### What is being asked
Using the records below, report how many lines hold "terminated", with no extra text.

━━━━━ Source data

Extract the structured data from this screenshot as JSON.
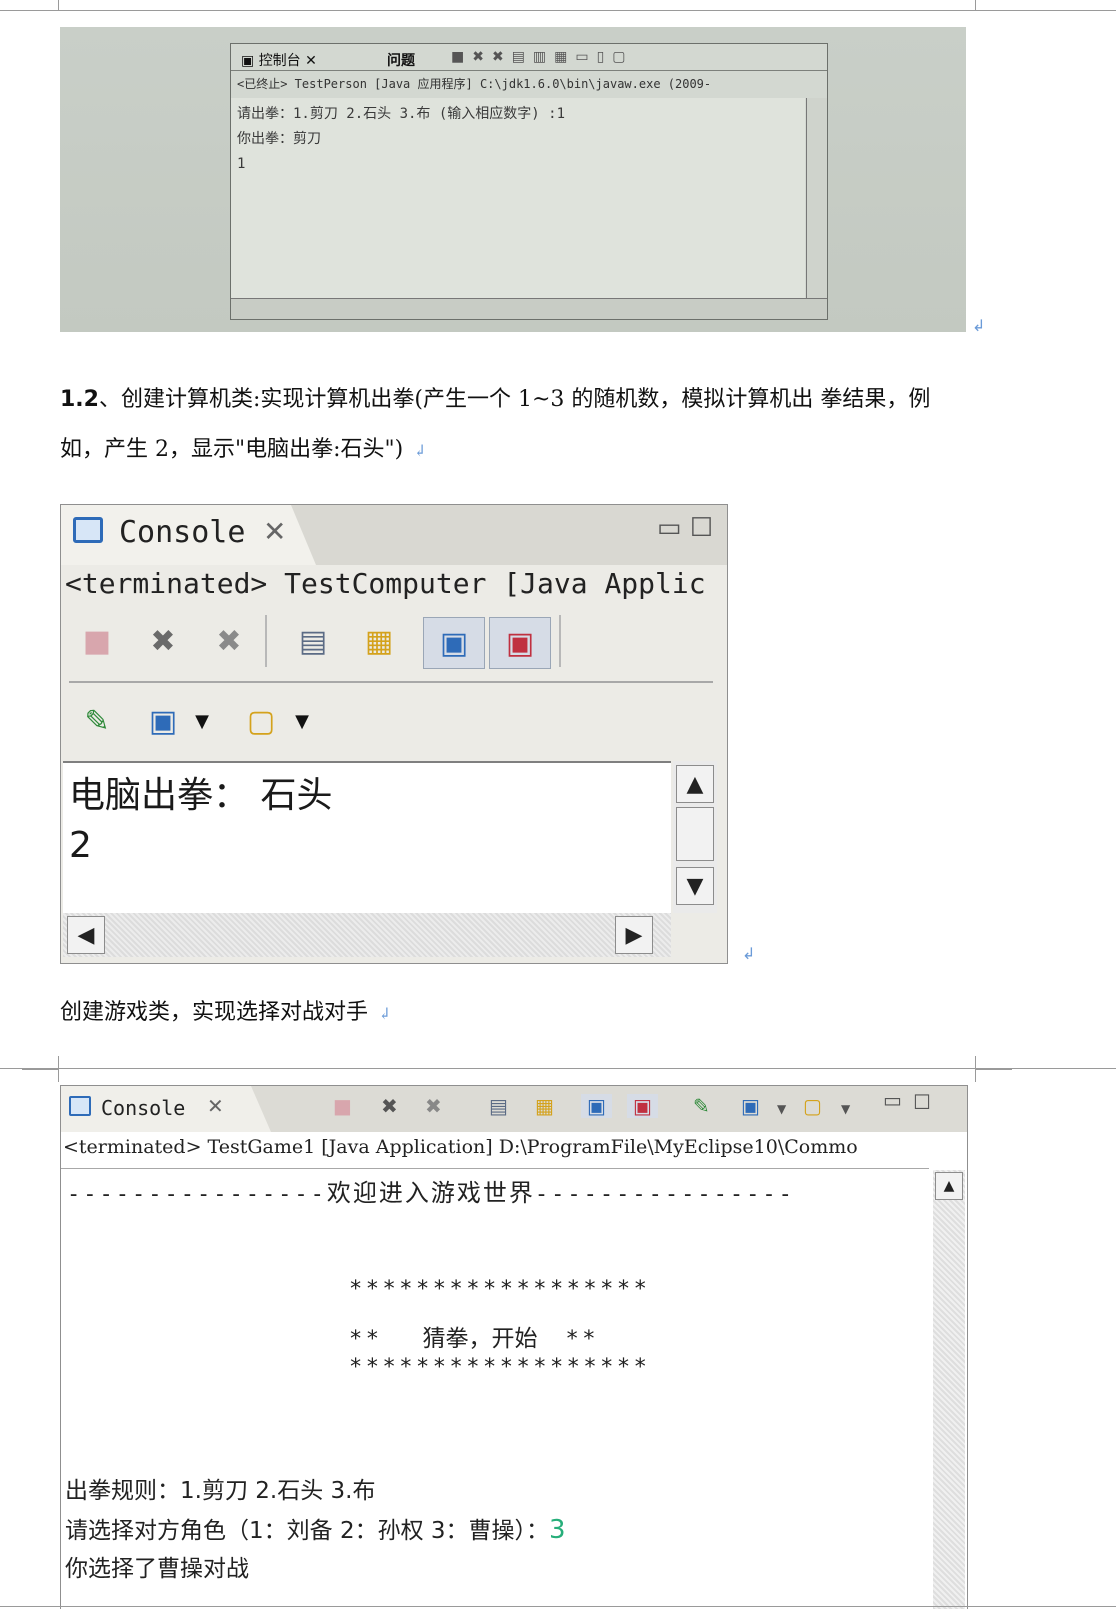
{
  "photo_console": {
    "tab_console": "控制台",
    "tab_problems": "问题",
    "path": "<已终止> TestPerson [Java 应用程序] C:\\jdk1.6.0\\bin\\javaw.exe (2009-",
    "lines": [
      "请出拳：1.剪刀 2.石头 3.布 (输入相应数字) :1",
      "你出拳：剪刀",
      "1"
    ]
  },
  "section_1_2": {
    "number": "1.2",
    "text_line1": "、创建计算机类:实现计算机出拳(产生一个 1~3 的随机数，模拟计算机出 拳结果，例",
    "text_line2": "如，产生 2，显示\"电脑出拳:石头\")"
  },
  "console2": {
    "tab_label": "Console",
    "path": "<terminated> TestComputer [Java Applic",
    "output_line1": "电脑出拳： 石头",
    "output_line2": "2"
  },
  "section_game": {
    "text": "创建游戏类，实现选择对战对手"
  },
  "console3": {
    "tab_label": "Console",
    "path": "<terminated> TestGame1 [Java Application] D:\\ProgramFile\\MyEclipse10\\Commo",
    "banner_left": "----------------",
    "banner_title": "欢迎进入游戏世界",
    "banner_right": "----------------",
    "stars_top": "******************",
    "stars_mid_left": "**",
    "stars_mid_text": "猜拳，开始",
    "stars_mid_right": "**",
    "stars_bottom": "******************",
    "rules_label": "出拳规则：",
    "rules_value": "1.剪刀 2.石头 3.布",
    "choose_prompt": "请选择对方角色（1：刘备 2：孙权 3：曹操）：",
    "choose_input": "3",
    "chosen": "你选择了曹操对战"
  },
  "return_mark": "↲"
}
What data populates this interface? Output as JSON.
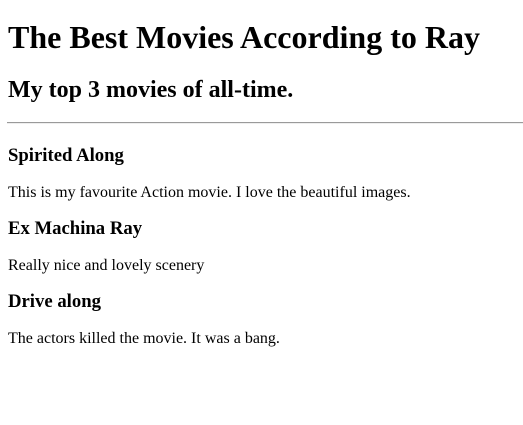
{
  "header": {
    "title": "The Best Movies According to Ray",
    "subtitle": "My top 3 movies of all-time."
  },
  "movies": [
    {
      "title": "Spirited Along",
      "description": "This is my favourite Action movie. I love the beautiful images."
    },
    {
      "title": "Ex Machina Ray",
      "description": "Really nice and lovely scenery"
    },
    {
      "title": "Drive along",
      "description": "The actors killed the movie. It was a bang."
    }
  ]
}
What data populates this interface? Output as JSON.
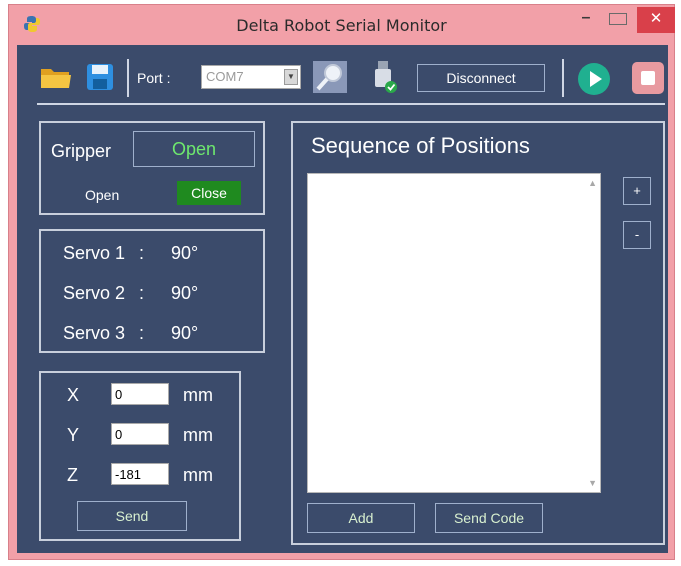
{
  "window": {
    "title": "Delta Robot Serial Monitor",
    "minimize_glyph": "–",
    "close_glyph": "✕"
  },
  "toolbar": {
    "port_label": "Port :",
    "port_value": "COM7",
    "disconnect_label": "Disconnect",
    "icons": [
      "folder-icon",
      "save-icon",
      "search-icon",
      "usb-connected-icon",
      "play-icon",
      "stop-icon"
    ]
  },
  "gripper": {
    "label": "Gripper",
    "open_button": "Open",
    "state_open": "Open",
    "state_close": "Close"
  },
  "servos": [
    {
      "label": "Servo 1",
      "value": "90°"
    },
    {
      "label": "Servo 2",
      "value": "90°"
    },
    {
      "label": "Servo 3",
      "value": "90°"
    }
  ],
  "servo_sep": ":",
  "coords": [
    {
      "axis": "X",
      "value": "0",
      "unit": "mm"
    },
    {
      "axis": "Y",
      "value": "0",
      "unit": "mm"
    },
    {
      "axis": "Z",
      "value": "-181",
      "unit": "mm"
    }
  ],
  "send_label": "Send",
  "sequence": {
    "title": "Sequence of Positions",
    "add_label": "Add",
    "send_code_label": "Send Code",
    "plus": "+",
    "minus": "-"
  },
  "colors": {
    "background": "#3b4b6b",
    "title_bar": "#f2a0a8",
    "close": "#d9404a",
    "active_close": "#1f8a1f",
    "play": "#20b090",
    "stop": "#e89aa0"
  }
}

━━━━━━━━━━

### Solution for this exercise
2